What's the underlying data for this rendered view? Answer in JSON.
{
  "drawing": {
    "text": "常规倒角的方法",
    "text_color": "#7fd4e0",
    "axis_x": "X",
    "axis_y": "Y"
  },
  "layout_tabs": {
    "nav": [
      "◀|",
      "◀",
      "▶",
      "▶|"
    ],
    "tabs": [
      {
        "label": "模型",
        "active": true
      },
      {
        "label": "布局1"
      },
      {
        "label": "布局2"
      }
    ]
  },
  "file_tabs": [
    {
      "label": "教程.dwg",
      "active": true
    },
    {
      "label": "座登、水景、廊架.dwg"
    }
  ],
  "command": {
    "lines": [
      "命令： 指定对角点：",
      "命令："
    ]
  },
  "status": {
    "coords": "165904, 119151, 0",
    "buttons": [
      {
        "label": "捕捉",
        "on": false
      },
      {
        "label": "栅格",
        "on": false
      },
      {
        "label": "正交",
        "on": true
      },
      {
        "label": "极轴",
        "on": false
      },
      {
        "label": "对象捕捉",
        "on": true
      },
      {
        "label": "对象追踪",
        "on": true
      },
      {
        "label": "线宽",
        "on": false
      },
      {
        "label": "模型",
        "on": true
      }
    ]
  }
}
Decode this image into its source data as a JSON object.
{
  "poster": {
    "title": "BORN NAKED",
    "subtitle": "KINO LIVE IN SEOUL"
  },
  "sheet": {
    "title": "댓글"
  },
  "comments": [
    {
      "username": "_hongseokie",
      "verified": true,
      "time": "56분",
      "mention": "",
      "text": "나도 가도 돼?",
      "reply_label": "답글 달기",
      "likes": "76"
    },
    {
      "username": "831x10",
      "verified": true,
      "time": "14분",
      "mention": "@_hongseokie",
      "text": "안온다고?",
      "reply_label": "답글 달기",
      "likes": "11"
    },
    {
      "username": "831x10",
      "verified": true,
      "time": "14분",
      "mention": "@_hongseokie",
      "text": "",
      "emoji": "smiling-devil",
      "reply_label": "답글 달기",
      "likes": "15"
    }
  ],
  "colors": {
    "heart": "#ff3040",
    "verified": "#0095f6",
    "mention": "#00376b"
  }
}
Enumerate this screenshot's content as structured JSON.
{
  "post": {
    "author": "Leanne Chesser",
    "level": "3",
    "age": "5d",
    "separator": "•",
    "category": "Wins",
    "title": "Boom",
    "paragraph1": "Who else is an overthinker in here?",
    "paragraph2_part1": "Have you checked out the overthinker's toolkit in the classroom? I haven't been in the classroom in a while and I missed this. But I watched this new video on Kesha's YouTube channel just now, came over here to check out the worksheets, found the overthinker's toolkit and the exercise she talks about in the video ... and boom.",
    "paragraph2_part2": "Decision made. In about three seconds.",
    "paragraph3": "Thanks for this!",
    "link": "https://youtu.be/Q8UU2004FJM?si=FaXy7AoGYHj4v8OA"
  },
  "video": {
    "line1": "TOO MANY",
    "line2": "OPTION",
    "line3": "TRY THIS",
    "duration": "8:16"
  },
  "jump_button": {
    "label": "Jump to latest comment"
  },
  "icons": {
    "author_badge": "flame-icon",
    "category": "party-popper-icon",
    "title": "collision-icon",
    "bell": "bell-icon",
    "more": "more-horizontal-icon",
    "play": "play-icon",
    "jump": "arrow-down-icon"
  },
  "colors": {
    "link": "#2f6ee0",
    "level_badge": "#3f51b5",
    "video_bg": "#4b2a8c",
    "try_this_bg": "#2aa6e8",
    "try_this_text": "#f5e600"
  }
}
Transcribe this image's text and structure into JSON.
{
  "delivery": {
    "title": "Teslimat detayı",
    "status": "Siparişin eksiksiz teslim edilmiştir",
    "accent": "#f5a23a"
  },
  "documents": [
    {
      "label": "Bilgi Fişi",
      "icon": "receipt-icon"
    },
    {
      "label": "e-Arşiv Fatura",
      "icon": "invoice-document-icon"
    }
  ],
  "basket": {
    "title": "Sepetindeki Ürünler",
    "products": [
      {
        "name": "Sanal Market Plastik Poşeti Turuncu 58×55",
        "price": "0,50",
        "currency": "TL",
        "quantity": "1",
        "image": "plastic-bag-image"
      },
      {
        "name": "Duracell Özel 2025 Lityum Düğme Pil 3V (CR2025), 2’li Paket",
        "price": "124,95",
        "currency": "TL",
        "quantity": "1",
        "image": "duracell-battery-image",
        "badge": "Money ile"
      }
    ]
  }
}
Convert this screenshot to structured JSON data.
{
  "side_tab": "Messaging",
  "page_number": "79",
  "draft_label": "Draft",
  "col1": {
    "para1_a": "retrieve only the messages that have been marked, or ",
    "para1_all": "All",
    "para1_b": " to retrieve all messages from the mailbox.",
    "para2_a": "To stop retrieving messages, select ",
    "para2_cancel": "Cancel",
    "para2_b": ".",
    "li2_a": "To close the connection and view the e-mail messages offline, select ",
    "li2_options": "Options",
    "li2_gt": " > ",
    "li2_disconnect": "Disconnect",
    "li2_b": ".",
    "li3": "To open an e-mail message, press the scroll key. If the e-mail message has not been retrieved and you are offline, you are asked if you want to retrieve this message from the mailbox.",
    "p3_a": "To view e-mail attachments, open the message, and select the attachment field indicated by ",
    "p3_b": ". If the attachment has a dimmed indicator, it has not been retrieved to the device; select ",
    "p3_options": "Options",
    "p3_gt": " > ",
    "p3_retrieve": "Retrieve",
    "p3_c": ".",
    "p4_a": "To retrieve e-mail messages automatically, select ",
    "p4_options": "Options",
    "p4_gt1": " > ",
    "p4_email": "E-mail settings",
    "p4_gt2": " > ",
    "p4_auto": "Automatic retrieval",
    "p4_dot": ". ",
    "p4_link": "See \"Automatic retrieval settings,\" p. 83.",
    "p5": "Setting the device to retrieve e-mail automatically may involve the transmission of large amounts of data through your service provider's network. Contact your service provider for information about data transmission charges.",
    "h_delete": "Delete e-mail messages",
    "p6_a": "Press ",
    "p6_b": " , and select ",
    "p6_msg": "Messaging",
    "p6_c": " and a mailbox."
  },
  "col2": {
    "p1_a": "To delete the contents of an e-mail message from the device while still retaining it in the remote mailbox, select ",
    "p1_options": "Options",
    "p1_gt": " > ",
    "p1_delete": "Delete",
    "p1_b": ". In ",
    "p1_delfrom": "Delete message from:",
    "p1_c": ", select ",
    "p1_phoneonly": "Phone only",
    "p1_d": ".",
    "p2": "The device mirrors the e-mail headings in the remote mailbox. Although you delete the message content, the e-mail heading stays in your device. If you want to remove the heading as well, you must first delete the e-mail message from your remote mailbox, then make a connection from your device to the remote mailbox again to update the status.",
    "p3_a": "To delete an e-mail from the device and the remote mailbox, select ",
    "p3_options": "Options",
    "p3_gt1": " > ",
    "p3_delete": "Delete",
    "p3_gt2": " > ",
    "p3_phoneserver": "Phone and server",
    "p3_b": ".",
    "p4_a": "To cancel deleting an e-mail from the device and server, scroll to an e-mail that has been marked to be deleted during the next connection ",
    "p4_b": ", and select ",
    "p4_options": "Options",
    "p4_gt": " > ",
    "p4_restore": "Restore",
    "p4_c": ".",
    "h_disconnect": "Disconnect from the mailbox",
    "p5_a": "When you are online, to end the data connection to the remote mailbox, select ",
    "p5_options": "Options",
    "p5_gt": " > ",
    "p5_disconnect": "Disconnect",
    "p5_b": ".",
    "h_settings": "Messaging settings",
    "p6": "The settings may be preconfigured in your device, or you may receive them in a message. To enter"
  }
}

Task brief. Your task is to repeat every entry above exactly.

Exercise output.
What's the underlying data for this rendered view? Answer in JSON.
{
  "drawing": {
    "text": "常规倒角的方法",
    "text_color": "#7fd4e0",
    "axis_x": "X",
    "axis_y": "Y"
  },
  "layout_tabs": {
    "nav": [
      "◀|",
      "◀",
      "▶",
      "▶|"
    ],
    "tabs": [
      {
        "label": "模型",
        "active": true
      },
      {
        "label": "布局1"
      },
      {
        "label": "布局2"
      }
    ]
  },
  "file_tabs": [
    {
      "label": "教程.dwg",
      "active": true
    },
    {
      "label": "座登、水景、廊架.dwg"
    }
  ],
  "command": {
    "lines": [
      "命令： 指定对角点：",
      "命令："
    ]
  },
  "status": {
    "coords": "165904, 119151, 0",
    "buttons": [
      {
        "label": "捕捉",
        "on": false
      },
      {
        "label": "栅格",
        "on": false
      },
      {
        "label": "正交",
        "on": true
      },
      {
        "label": "极轴",
        "on": false
      },
      {
        "label": "对象捕捉",
        "on": true
      },
      {
        "label": "对象追踪",
        "on": true
      },
      {
        "label": "线宽",
        "on": false
      },
      {
        "label": "模型",
        "on": true
      }
    ]
  }
}
Decode this image into its source data as a JSON object.
{
  "poster": {
    "title": "BORN NAKED",
    "subtitle": "KINO LIVE IN SEOUL"
  },
  "sheet": {
    "title": "댓글"
  },
  "comments": [
    {
      "username": "_hongseokie",
      "verified": true,
      "time": "56분",
      "mention": "",
      "text": "나도 가도 돼?",
      "reply_label": "답글 달기",
      "likes": "76"
    },
    {
      "username": "831x10",
      "verified": true,
      "time": "14분",
      "mention": "@_hongseokie",
      "text": "안온다고?",
      "reply_label": "답글 달기",
      "likes": "11"
    },
    {
      "username": "831x10",
      "verified": true,
      "time": "14분",
      "mention": "@_hongseokie",
      "text": "",
      "emoji": "smiling-devil",
      "reply_label": "답글 달기",
      "likes": "15"
    }
  ],
  "colors": {
    "heart": "#ff3040",
    "verified": "#0095f6",
    "mention": "#00376b"
  }
}
Enumerate this screenshot's content as structured JSON.
{
  "post": {
    "author": "Leanne Chesser",
    "level": "3",
    "age": "5d",
    "separator": "•",
    "category": "Wins",
    "title": "Boom",
    "paragraph1": "Who else is an overthinker in here?",
    "paragraph2_part1": "Have you checked out the overthinker's toolkit in the classroom? I haven't been in the classroom in a while and I missed this. But I watched this new video on Kesha's YouTube channel just now, came over here to check out the worksheets, found the overthinker's toolkit and the exercise she talks about in the video ... and boom.",
    "paragraph2_part2": "Decision made. In about three seconds.",
    "paragraph3": "Thanks for this!",
    "link": "https://youtu.be/Q8UU2004FJM?si=FaXy7AoGYHj4v8OA"
  },
  "video": {
    "line1": "TOO MANY",
    "line2": "OPTION",
    "line3": "TRY THIS",
    "duration": "8:16"
  },
  "jump_button": {
    "label": "Jump to latest comment"
  },
  "icons": {
    "author_badge": "flame-icon",
    "category": "party-popper-icon",
    "title": "collision-icon",
    "bell": "bell-icon",
    "more": "more-horizontal-icon",
    "play": "play-icon",
    "jump": "arrow-down-icon"
  },
  "colors": {
    "link": "#2f6ee0",
    "level_badge": "#3f51b5",
    "video_bg": "#4b2a8c",
    "try_this_bg": "#2aa6e8",
    "try_this_text": "#f5e600"
  }
}
Transcribe this image's text and structure into JSON.
{
  "delivery": {
    "title": "Teslimat detayı",
    "status": "Siparişin eksiksiz teslim edilmiştir",
    "accent": "#f5a23a"
  },
  "documents": [
    {
      "label": "Bilgi Fişi",
      "icon": "receipt-icon"
    },
    {
      "label": "e-Arşiv Fatura",
      "icon": "invoice-document-icon"
    }
  ],
  "basket": {
    "title": "Sepetindeki Ürünler",
    "products": [
      {
        "name": "Sanal Market Plastik Poşeti Turuncu 58×55",
        "price": "0,50",
        "currency": "TL",
        "quantity": "1",
        "image": "plastic-bag-image"
      },
      {
        "name": "Duracell Özel 2025 Lityum Düğme Pil 3V (CR2025), 2’li Paket",
        "price": "124,95",
        "currency": "TL",
        "quantity": "1",
        "image": "duracell-battery-image",
        "badge": "Money ile"
      }
    ]
  }
}
Convert this screenshot to structured JSON data.
{
  "side_tab": "Messaging",
  "page_number": "79",
  "draft_label": "Draft",
  "col1": {
    "para1_a": "retrieve only the messages that have been marked, or ",
    "para1_all": "All",
    "para1_b": " to retrieve all messages from the mailbox.",
    "para2_a": "To stop retrieving messages, select ",
    "para2_cancel": "Cancel",
    "para2_b": ".",
    "li2_a": "To close the connection and view the e-mail messages offline, select ",
    "li2_options": "Options",
    "li2_gt": " > ",
    "li2_disconnect": "Disconnect",
    "li2_b": ".",
    "li3": "To open an e-mail message, press the scroll key. If the e-mail message has not been retrieved and you are offline, you are asked if you want to retrieve this message from the mailbox.",
    "p3_a": "To view e-mail attachments, open the message, and select the attachment field indicated by ",
    "p3_b": ". If the attachment has a dimmed indicator, it has not been retrieved to the device; select ",
    "p3_options": "Options",
    "p3_gt": " > ",
    "p3_retrieve": "Retrieve",
    "p3_c": ".",
    "p4_a": "To retrieve e-mail messages automatically, select ",
    "p4_options": "Options",
    "p4_gt1": " > ",
    "p4_email": "E-mail settings",
    "p4_gt2": " > ",
    "p4_auto": "Automatic retrieval",
    "p4_dot": ". ",
    "p4_link": "See \"Automatic retrieval settings,\" p. 83.",
    "p5": "Setting the device to retrieve e-mail automatically may involve the transmission of large amounts of data through your service provider's network. Contact your service provider for information about data transmission charges.",
    "h_delete": "Delete e-mail messages",
    "p6_a": "Press ",
    "p6_b": " , and select ",
    "p6_msg": "Messaging",
    "p6_c": " and a mailbox."
  },
  "col2": {
    "p1_a": "To delete the contents of an e-mail message from the device while still retaining it in the remote mailbox, select ",
    "p1_options": "Options",
    "p1_gt": " > ",
    "p1_delete": "Delete",
    "p1_b": ". In ",
    "p1_delfrom": "Delete message from:",
    "p1_c": ", select ",
    "p1_phoneonly": "Phone only",
    "p1_d": ".",
    "p2": "The device mirrors the e-mail headings in the remote mailbox. Although you delete the message content, the e-mail heading stays in your device. If you want to remove the heading as well, you must first delete the e-mail message from your remote mailbox, then make a connection from your device to the remote mailbox again to update the status.",
    "p3_a": "To delete an e-mail from the device and the remote mailbox, select ",
    "p3_options": "Options",
    "p3_gt1": " > ",
    "p3_delete": "Delete",
    "p3_gt2": " > ",
    "p3_phoneserver": "Phone and server",
    "p3_b": ".",
    "p4_a": "To cancel deleting an e-mail from the device and server, scroll to an e-mail that has been marked to be deleted during the next connection ",
    "p4_b": ", and select ",
    "p4_options": "Options",
    "p4_gt": " > ",
    "p4_restore": "Restore",
    "p4_c": ".",
    "h_disconnect": "Disconnect from the mailbox",
    "p5_a": "When you are online, to end the data connection to the remote mailbox, select ",
    "p5_options": "Options",
    "p5_gt": " > ",
    "p5_disconnect": "Disconnect",
    "p5_b": ".",
    "h_settings": "Messaging settings",
    "p6": "The settings may be preconfigured in your device, or you may receive them in a message. To enter"
  }
}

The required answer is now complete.